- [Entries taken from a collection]
+===+
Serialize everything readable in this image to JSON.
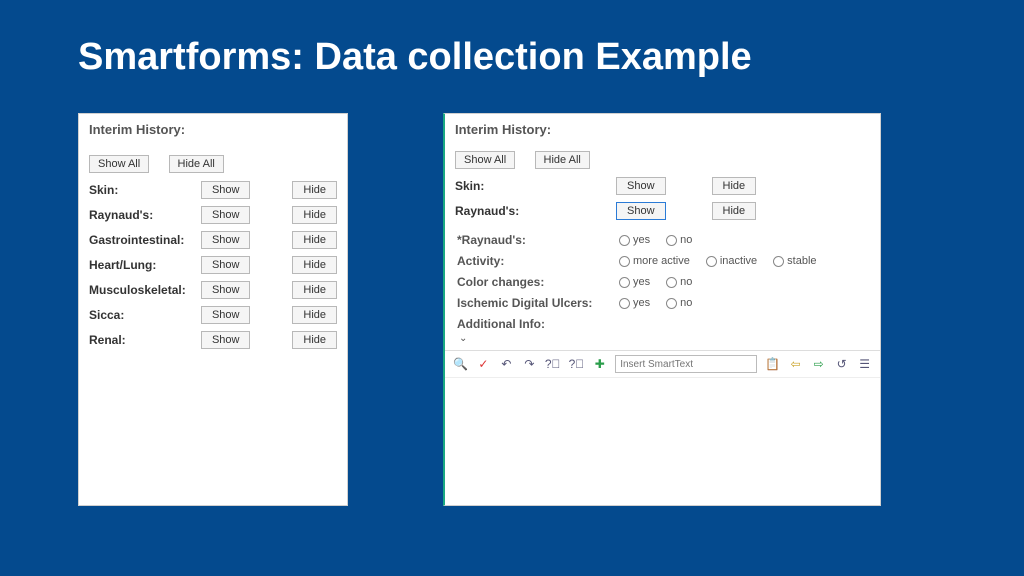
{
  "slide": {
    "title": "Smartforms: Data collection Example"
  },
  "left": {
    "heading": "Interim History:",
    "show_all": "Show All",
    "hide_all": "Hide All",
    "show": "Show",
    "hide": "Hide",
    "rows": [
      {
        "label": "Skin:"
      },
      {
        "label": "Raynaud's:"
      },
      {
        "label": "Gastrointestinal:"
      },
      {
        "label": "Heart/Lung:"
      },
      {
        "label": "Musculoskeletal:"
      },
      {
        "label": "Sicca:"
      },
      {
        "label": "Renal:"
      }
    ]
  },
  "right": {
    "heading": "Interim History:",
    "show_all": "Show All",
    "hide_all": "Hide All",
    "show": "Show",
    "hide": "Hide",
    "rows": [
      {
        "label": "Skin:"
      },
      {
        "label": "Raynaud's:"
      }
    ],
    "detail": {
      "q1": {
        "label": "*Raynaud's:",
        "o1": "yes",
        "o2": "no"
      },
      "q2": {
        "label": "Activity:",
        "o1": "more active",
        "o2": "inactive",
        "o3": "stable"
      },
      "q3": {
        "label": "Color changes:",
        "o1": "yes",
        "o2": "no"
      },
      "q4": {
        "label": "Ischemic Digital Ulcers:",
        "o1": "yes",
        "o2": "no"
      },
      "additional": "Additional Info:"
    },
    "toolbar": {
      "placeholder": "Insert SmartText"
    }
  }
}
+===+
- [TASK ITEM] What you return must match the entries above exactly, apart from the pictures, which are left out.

- [ANSWER TO THE EXERCISE]
Serialize everything readable in this image to JSON.
{
  "slide": {
    "title": "Smartforms: Data collection Example"
  },
  "left": {
    "heading": "Interim History:",
    "show_all": "Show All",
    "hide_all": "Hide All",
    "show": "Show",
    "hide": "Hide",
    "rows": [
      {
        "label": "Skin:"
      },
      {
        "label": "Raynaud's:"
      },
      {
        "label": "Gastrointestinal:"
      },
      {
        "label": "Heart/Lung:"
      },
      {
        "label": "Musculoskeletal:"
      },
      {
        "label": "Sicca:"
      },
      {
        "label": "Renal:"
      }
    ]
  },
  "right": {
    "heading": "Interim History:",
    "show_all": "Show All",
    "hide_all": "Hide All",
    "show": "Show",
    "hide": "Hide",
    "rows": [
      {
        "label": "Skin:"
      },
      {
        "label": "Raynaud's:"
      }
    ],
    "detail": {
      "q1": {
        "label": "*Raynaud's:",
        "o1": "yes",
        "o2": "no"
      },
      "q2": {
        "label": "Activity:",
        "o1": "more active",
        "o2": "inactive",
        "o3": "stable"
      },
      "q3": {
        "label": "Color changes:",
        "o1": "yes",
        "o2": "no"
      },
      "q4": {
        "label": "Ischemic Digital Ulcers:",
        "o1": "yes",
        "o2": "no"
      },
      "additional": "Additional Info:"
    },
    "toolbar": {
      "placeholder": "Insert SmartText"
    }
  }
}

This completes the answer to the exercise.